Web page and app entries
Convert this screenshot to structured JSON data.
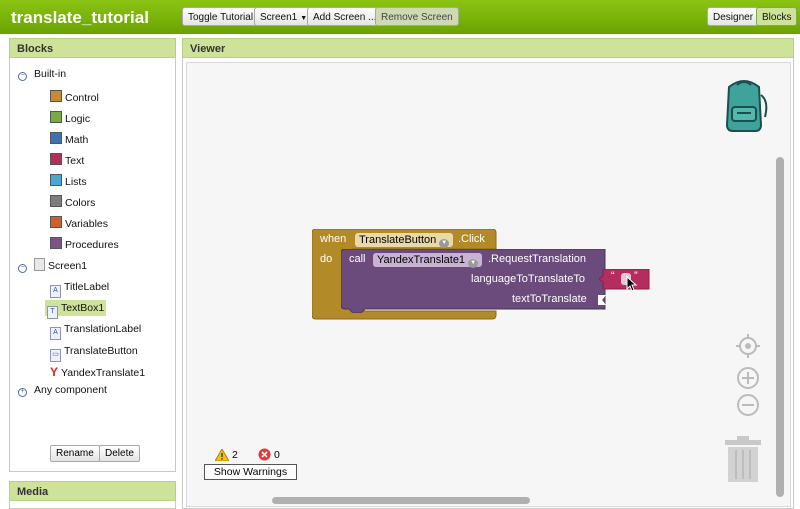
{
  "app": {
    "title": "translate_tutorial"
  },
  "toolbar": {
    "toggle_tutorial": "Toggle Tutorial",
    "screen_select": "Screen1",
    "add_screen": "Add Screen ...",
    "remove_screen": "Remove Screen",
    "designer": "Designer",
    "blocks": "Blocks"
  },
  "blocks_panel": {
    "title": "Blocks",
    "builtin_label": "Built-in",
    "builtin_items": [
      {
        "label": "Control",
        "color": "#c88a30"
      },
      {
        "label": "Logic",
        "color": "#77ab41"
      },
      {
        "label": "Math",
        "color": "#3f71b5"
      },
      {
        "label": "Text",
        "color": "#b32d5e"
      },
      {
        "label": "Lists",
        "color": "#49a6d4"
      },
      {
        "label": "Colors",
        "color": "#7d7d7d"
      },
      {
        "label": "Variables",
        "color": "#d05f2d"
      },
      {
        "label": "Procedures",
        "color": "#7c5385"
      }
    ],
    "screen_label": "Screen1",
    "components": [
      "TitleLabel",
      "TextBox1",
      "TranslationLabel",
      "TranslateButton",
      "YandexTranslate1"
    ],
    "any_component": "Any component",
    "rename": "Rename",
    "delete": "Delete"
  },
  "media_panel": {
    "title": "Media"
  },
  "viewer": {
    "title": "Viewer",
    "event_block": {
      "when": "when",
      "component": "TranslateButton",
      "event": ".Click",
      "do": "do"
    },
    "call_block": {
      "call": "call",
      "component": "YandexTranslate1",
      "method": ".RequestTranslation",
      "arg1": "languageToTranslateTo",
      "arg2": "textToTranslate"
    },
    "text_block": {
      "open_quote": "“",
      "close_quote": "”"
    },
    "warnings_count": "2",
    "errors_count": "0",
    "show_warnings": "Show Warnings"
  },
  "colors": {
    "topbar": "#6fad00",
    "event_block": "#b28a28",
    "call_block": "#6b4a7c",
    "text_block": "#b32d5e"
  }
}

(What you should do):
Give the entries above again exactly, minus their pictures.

(Output below):
Convert this screenshot to structured JSON data.
{
  "app": {
    "title": "translate_tutorial"
  },
  "toolbar": {
    "toggle_tutorial": "Toggle Tutorial",
    "screen_select": "Screen1",
    "add_screen": "Add Screen ...",
    "remove_screen": "Remove Screen",
    "designer": "Designer",
    "blocks": "Blocks"
  },
  "blocks_panel": {
    "title": "Blocks",
    "builtin_label": "Built-in",
    "builtin_items": [
      {
        "label": "Control",
        "color": "#c88a30"
      },
      {
        "label": "Logic",
        "color": "#77ab41"
      },
      {
        "label": "Math",
        "color": "#3f71b5"
      },
      {
        "label": "Text",
        "color": "#b32d5e"
      },
      {
        "label": "Lists",
        "color": "#49a6d4"
      },
      {
        "label": "Colors",
        "color": "#7d7d7d"
      },
      {
        "label": "Variables",
        "color": "#d05f2d"
      },
      {
        "label": "Procedures",
        "color": "#7c5385"
      }
    ],
    "screen_label": "Screen1",
    "components": [
      "TitleLabel",
      "TextBox1",
      "TranslationLabel",
      "TranslateButton",
      "YandexTranslate1"
    ],
    "any_component": "Any component",
    "rename": "Rename",
    "delete": "Delete"
  },
  "media_panel": {
    "title": "Media"
  },
  "viewer": {
    "title": "Viewer",
    "event_block": {
      "when": "when",
      "component": "TranslateButton",
      "event": ".Click",
      "do": "do"
    },
    "call_block": {
      "call": "call",
      "component": "YandexTranslate1",
      "method": ".RequestTranslation",
      "arg1": "languageToTranslateTo",
      "arg2": "textToTranslate"
    },
    "text_block": {
      "open_quote": "“",
      "close_quote": "”"
    },
    "warnings_count": "2",
    "errors_count": "0",
    "show_warnings": "Show Warnings"
  },
  "colors": {
    "topbar": "#6fad00",
    "event_block": "#b28a28",
    "call_block": "#6b4a7c",
    "text_block": "#b32d5e"
  }
}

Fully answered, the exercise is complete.